## EXERCISE GOAL
The complete listing should be copied out exactly.

## INPUT DATA
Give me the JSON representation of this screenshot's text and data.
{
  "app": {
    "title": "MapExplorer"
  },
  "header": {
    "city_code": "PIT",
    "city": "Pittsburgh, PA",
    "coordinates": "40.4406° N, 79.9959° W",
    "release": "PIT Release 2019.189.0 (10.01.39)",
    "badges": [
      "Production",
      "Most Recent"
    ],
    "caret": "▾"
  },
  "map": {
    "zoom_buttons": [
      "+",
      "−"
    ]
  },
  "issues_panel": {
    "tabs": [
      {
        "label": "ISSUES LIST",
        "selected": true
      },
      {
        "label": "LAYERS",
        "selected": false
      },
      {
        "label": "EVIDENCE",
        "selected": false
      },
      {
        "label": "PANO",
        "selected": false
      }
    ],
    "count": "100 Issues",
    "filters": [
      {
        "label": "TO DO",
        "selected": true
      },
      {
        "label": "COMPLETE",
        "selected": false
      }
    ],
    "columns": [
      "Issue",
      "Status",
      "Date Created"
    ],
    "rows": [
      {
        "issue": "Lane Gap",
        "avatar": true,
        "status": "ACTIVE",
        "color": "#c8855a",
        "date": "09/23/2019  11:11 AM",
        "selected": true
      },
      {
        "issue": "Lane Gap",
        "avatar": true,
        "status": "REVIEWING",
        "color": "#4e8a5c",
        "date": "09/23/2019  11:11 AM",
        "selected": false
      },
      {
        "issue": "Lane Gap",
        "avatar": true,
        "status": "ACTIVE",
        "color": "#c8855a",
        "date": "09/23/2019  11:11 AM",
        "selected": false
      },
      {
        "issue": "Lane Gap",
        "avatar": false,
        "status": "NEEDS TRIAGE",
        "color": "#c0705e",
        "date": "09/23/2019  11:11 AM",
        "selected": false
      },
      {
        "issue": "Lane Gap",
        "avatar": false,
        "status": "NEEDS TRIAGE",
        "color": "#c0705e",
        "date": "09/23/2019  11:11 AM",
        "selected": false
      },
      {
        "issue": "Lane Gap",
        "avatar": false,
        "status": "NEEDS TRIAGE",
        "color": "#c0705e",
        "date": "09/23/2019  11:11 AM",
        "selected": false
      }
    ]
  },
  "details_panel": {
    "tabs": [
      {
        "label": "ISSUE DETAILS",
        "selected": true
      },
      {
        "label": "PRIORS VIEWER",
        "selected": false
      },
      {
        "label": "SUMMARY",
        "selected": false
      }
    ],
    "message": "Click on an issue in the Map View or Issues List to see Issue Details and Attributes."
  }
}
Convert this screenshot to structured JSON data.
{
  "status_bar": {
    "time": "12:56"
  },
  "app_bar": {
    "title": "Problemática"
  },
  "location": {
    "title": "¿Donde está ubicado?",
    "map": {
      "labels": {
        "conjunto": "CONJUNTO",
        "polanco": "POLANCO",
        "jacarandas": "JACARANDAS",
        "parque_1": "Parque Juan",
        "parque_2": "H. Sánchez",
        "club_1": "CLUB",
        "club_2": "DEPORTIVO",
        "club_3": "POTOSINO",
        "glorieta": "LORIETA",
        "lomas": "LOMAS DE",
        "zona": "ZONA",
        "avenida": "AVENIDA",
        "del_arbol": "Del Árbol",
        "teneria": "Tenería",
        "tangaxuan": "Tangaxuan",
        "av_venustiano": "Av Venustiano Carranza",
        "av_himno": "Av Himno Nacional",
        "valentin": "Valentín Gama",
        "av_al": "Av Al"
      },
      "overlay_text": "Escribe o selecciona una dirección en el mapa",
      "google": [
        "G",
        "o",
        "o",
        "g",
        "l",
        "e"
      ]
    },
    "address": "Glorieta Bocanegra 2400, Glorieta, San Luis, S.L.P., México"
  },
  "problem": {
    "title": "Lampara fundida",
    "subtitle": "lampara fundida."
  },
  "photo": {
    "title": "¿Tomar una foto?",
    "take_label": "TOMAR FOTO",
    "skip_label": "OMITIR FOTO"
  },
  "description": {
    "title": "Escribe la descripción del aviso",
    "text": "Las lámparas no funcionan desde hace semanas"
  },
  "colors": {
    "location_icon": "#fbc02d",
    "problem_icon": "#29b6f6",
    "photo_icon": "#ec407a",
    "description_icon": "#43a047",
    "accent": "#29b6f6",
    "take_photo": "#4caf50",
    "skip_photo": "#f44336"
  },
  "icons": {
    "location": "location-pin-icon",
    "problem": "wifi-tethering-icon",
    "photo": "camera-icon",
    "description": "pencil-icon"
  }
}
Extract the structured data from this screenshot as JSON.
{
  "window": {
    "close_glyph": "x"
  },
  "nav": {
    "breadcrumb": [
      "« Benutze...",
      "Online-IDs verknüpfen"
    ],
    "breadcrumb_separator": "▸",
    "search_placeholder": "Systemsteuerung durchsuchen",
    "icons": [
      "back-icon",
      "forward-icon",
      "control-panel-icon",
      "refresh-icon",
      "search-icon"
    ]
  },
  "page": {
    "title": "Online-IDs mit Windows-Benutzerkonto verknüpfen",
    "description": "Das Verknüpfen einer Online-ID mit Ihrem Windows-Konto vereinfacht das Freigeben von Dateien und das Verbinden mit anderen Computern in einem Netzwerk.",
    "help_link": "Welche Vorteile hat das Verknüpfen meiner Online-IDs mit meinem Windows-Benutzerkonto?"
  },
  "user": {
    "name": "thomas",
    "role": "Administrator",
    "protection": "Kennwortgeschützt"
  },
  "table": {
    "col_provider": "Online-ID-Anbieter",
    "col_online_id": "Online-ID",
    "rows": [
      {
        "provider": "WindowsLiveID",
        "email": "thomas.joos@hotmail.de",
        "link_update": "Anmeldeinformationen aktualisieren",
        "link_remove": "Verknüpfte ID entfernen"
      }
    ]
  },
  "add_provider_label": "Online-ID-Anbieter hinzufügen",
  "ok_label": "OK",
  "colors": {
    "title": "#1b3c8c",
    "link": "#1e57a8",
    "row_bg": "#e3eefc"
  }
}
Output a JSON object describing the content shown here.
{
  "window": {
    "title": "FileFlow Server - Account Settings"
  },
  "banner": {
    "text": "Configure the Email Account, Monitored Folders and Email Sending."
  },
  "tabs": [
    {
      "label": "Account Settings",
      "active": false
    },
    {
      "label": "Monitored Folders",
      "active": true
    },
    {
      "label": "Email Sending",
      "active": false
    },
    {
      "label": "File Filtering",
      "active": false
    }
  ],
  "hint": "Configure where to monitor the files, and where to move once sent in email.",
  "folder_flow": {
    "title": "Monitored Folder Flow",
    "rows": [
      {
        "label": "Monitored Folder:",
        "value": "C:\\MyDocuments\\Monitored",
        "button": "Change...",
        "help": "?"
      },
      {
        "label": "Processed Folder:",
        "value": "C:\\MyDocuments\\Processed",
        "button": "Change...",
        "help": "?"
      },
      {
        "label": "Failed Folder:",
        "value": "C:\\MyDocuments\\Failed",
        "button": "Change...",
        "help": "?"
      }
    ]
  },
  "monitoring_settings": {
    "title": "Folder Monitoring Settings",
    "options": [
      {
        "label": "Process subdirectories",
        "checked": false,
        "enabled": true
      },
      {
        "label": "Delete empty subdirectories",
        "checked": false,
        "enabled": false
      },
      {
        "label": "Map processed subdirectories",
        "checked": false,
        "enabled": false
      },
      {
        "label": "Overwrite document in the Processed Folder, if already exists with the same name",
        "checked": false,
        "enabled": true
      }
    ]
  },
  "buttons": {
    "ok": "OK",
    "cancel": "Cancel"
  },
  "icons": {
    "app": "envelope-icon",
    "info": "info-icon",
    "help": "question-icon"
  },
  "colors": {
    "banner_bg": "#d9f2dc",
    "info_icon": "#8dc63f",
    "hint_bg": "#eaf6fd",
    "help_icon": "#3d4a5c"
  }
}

## ANSWER TO THIS PROBLEM
Give me the JSON representation of this screenshot's text and data.
{
  "app": {
    "title": "MapExplorer"
  },
  "header": {
    "city_code": "PIT",
    "city": "Pittsburgh, PA",
    "coordinates": "40.4406° N, 79.9959° W",
    "release": "PIT Release 2019.189.0 (10.01.39)",
    "badges": [
      "Production",
      "Most Recent"
    ],
    "caret": "▾"
  },
  "map": {
    "zoom_buttons": [
      "+",
      "−"
    ]
  },
  "issues_panel": {
    "tabs": [
      {
        "label": "ISSUES LIST",
        "selected": true
      },
      {
        "label": "LAYERS",
        "selected": false
      },
      {
        "label": "EVIDENCE",
        "selected": false
      },
      {
        "label": "PANO",
        "selected": false
      }
    ],
    "count": "100 Issues",
    "filters": [
      {
        "label": "TO DO",
        "selected": true
      },
      {
        "label": "COMPLETE",
        "selected": false
      }
    ],
    "columns": [
      "Issue",
      "Status",
      "Date Created"
    ],
    "rows": [
      {
        "issue": "Lane Gap",
        "avatar": true,
        "status": "ACTIVE",
        "color": "#c8855a",
        "date": "09/23/2019  11:11 AM",
        "selected": true
      },
      {
        "issue": "Lane Gap",
        "avatar": true,
        "status": "REVIEWING",
        "color": "#4e8a5c",
        "date": "09/23/2019  11:11 AM",
        "selected": false
      },
      {
        "issue": "Lane Gap",
        "avatar": true,
        "status": "ACTIVE",
        "color": "#c8855a",
        "date": "09/23/2019  11:11 AM",
        "selected": false
      },
      {
        "issue": "Lane Gap",
        "avatar": false,
        "status": "NEEDS TRIAGE",
        "color": "#c0705e",
        "date": "09/23/2019  11:11 AM",
        "selected": false
      },
      {
        "issue": "Lane Gap",
        "avatar": false,
        "status": "NEEDS TRIAGE",
        "color": "#c0705e",
        "date": "09/23/2019  11:11 AM",
        "selected": false
      },
      {
        "issue": "Lane Gap",
        "avatar": false,
        "status": "NEEDS TRIAGE",
        "color": "#c0705e",
        "date": "09/23/2019  11:11 AM",
        "selected": false
      }
    ]
  },
  "details_panel": {
    "tabs": [
      {
        "label": "ISSUE DETAILS",
        "selected": true
      },
      {
        "label": "PRIORS VIEWER",
        "selected": false
      },
      {
        "label": "SUMMARY",
        "selected": false
      }
    ],
    "message": "Click on an issue in the Map View or Issues List to see Issue Details and Attributes."
  }
}
Convert this screenshot to structured JSON data.
{
  "status_bar": {
    "time": "12:56"
  },
  "app_bar": {
    "title": "Problemática"
  },
  "location": {
    "title": "¿Donde está ubicado?",
    "map": {
      "labels": {
        "conjunto": "CONJUNTO",
        "polanco": "POLANCO",
        "jacarandas": "JACARANDAS",
        "parque_1": "Parque Juan",
        "parque_2": "H. Sánchez",
        "club_1": "CLUB",
        "club_2": "DEPORTIVO",
        "club_3": "POTOSINO",
        "glorieta": "LORIETA",
        "lomas": "LOMAS DE",
        "zona": "ZONA",
        "avenida": "AVENIDA",
        "del_arbol": "Del Árbol",
        "teneria": "Tenería",
        "tangaxuan": "Tangaxuan",
        "av_venustiano": "Av Venustiano Carranza",
        "av_himno": "Av Himno Nacional",
        "valentin": "Valentín Gama",
        "av_al": "Av Al"
      },
      "overlay_text": "Escribe o selecciona una dirección en el mapa",
      "google": [
        "G",
        "o",
        "o",
        "g",
        "l",
        "e"
      ]
    },
    "address": "Glorieta Bocanegra 2400, Glorieta, San Luis, S.L.P., México"
  },
  "problem": {
    "title": "Lampara fundida",
    "subtitle": "lampara fundida."
  },
  "photo": {
    "title": "¿Tomar una foto?",
    "take_label": "TOMAR FOTO",
    "skip_label": "OMITIR FOTO"
  },
  "description": {
    "title": "Escribe la descripción del aviso",
    "text": "Las lámparas no funcionan desde hace semanas"
  },
  "colors": {
    "location_icon": "#fbc02d",
    "problem_icon": "#29b6f6",
    "photo_icon": "#ec407a",
    "description_icon": "#43a047",
    "accent": "#29b6f6",
    "take_photo": "#4caf50",
    "skip_photo": "#f44336"
  },
  "icons": {
    "location": "location-pin-icon",
    "problem": "wifi-tethering-icon",
    "photo": "camera-icon",
    "description": "pencil-icon"
  }
}
Extract the structured data from this screenshot as JSON.
{
  "window": {
    "close_glyph": "x"
  },
  "nav": {
    "breadcrumb": [
      "« Benutze...",
      "Online-IDs verknüpfen"
    ],
    "breadcrumb_separator": "▸",
    "search_placeholder": "Systemsteuerung durchsuchen",
    "icons": [
      "back-icon",
      "forward-icon",
      "control-panel-icon",
      "refresh-icon",
      "search-icon"
    ]
  },
  "page": {
    "title": "Online-IDs mit Windows-Benutzerkonto verknüpfen",
    "description": "Das Verknüpfen einer Online-ID mit Ihrem Windows-Konto vereinfacht das Freigeben von Dateien und das Verbinden mit anderen Computern in einem Netzwerk.",
    "help_link": "Welche Vorteile hat das Verknüpfen meiner Online-IDs mit meinem Windows-Benutzerkonto?"
  },
  "user": {
    "name": "thomas",
    "role": "Administrator",
    "protection": "Kennwortgeschützt"
  },
  "table": {
    "col_provider": "Online-ID-Anbieter",
    "col_online_id": "Online-ID",
    "rows": [
      {
        "provider": "WindowsLiveID",
        "email": "thomas.joos@hotmail.de",
        "link_update": "Anmeldeinformationen aktualisieren",
        "link_remove": "Verknüpfte ID entfernen"
      }
    ]
  },
  "add_provider_label": "Online-ID-Anbieter hinzufügen",
  "ok_label": "OK",
  "colors": {
    "title": "#1b3c8c",
    "link": "#1e57a8",
    "row_bg": "#e3eefc"
  }
}
Output a JSON object describing the content shown here.
{
  "window": {
    "title": "FileFlow Server - Account Settings"
  },
  "banner": {
    "text": "Configure the Email Account, Monitored Folders and Email Sending."
  },
  "tabs": [
    {
      "label": "Account Settings",
      "active": false
    },
    {
      "label": "Monitored Folders",
      "active": true
    },
    {
      "label": "Email Sending",
      "active": false
    },
    {
      "label": "File Filtering",
      "active": false
    }
  ],
  "hint": "Configure where to monitor the files, and where to move once sent in email.",
  "folder_flow": {
    "title": "Monitored Folder Flow",
    "rows": [
      {
        "label": "Monitored Folder:",
        "value": "C:\\MyDocuments\\Monitored",
        "button": "Change...",
        "help": "?"
      },
      {
        "label": "Processed Folder:",
        "value": "C:\\MyDocuments\\Processed",
        "button": "Change...",
        "help": "?"
      },
      {
        "label": "Failed Folder:",
        "value": "C:\\MyDocuments\\Failed",
        "button": "Change...",
        "help": "?"
      }
    ]
  },
  "monitoring_settings": {
    "title": "Folder Monitoring Settings",
    "options": [
      {
        "label": "Process subdirectories",
        "checked": false,
        "enabled": true
      },
      {
        "label": "Delete empty subdirectories",
        "checked": false,
        "enabled": false
      },
      {
        "label": "Map processed subdirectories",
        "checked": false,
        "enabled": false
      },
      {
        "label": "Overwrite document in the Processed Folder, if already exists with the same name",
        "checked": false,
        "enabled": true
      }
    ]
  },
  "buttons": {
    "ok": "OK",
    "cancel": "Cancel"
  },
  "icons": {
    "app": "envelope-icon",
    "info": "info-icon",
    "help": "question-icon"
  },
  "colors": {
    "banner_bg": "#d9f2dc",
    "info_icon": "#8dc63f",
    "hint_bg": "#eaf6fd",
    "help_icon": "#3d4a5c"
  }
}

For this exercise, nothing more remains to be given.